Â we shall show that the limit of (Pi)j^n,

Â as n stands to infinity is equal to (Pi)j^*.

Â And here the initial distribution,

Â (Pi)j^0 can be arbitrary.

Â So we can start with any distribution and will get as limiting

Â distribution the distribution (Pi)J^*.

Â It's equal to the limit as n standing to infinity of the sum

Â (Pi)k^0 multiplied by (Pi)kj of n. Here the sum was

Â taken by k from 1 to capital M. Here we use the fact which was shown before that

Â a vector Pi^n is equal to the vector

Â (Pi)^0 multiplied by metrics P and (n) brace.

Â Once more as this fact was shown before,

Â n... What to do now,

Â we will change the places of the limit and the sum.

Â And since (Pi)k^0 also do not depend on

Â n became process limit before the probability of (Pi)kj^n.

Â This means the tool gives the following sum,

Â k from 1 to M by (Pi)k^0 multiplied by

Â the limit as n stands to infinity, (P)kj of (n).

Â Now let's return to this formula which is boxed.

Â And get that this limit

Â is equal to (Pi)j^*.

Â You see that this value of (Pi)j^* do not depend on k at all.

Â Therefore, we can put this (Pi)j^* outside the sum.

Â And finally, we will get that the sum is equal to (Pi)j^* multiplied by

Â with the sum k from 1 to capital M, (Pi)k^0.

Â And since, (Pi)1^0 and so on, (Pi)M^0,

Â in some probability distribution;

Â the sum of all those elements is equal to one.

Â And to get that this expression is equal to (Pi)j^*.

Â So finally, we conclude that the limit of (Pi)j^n under

Â any choice of initial distribution is equal to (Pi)j^*.

Â And this observation completes the proof.

Â So once more, what is important in this corollary,

Â that the values (Pi)j^* obtain as a limit of (P)ij^n.
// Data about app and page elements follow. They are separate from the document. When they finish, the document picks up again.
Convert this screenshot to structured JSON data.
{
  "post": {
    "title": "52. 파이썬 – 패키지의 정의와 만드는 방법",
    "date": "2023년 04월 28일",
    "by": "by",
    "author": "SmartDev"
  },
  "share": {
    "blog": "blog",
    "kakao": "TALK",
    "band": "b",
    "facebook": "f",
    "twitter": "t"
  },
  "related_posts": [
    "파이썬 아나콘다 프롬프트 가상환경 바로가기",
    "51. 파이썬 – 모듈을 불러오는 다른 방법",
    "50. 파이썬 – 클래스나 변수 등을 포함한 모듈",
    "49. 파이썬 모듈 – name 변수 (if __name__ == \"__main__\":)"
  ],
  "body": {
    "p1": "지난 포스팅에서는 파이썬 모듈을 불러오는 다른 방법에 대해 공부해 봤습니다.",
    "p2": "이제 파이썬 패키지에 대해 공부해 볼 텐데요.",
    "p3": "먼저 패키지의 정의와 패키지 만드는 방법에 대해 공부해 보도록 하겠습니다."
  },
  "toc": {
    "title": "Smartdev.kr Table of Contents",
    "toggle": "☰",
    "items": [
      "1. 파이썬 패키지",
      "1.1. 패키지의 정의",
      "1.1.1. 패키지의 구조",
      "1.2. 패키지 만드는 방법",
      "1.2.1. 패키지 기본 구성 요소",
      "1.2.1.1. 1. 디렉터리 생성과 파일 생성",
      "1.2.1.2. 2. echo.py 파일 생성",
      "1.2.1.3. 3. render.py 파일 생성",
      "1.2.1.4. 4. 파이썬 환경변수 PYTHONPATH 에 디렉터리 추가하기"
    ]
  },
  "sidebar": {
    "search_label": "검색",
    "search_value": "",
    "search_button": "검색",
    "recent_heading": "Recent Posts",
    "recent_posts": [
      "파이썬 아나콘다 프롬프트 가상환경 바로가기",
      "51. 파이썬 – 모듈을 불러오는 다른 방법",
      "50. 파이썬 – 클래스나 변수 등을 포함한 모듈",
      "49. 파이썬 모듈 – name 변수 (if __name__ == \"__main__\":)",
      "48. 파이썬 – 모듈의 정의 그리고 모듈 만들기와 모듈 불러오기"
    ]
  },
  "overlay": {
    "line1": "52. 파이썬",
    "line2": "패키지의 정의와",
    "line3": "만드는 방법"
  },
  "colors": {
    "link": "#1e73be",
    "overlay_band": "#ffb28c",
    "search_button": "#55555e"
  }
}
Â All other things are not important at all.

Â Xt can be or not Ergodic.

Â And also it isn't important that this values are positive.

Â It can be any probability distribution.

Â And, what is really important here is that

Â this distribution is obtained as a limit of such elements.

Â Now I would like to provide an example how one can

Â use this corollaries in particular cases.

Â We consider as a full length example,

Â assumes that our Markov chain has two states,

Â and the probability to access 2 from 1 is equal to 0.8;

Â to go back is 0.6;

Â from 1 to 1 is 0.2,

Â and from 2 to 2 is 0.4.

Â So this Markov chain has a falling transition metrics

Â namely it's 0.2, 0.8, 0.4.

Â Oh sorry, 6, and 0.4.

Â Okay. Now we conclude that

Â this Markov chain is Ergodic because it consist of only one class,

Â all elements are current, and aperiodic.

Â So what can implies the Ergodic theorem,

Â so the limit of the corresponding (n)

Â state transition elements exist and all of them are positive.

Â And also both corollaries are fulfilled.

Â Okay, let me find these limits from the first corollary namely,

Â if I'll denote the elements of the vector (P)^* by (a b),

Â I can find this (a b) from the system which appears if I will write this

Â as the condition of stationary P by *P is equal to (Pi)^*.

Â The following form, so,

Â (a b) multiplied by 0.2,

Â 0.8, 0.6, 0.4 is equal to (a b).

Â This is basically a system of two equations with two unknown variables a and b.

Â So have 0.2 multiplied by a,

Â plus 0.6 multiplied by b is equal to a.

Â And also, 0.8 multiplied by a,

Â plus 0.4 multiplied by b is equal to b.

Â If so this system we'll get that a is equal to 3

Â divided by 7 and b is equal to 4 divided by 7.

Â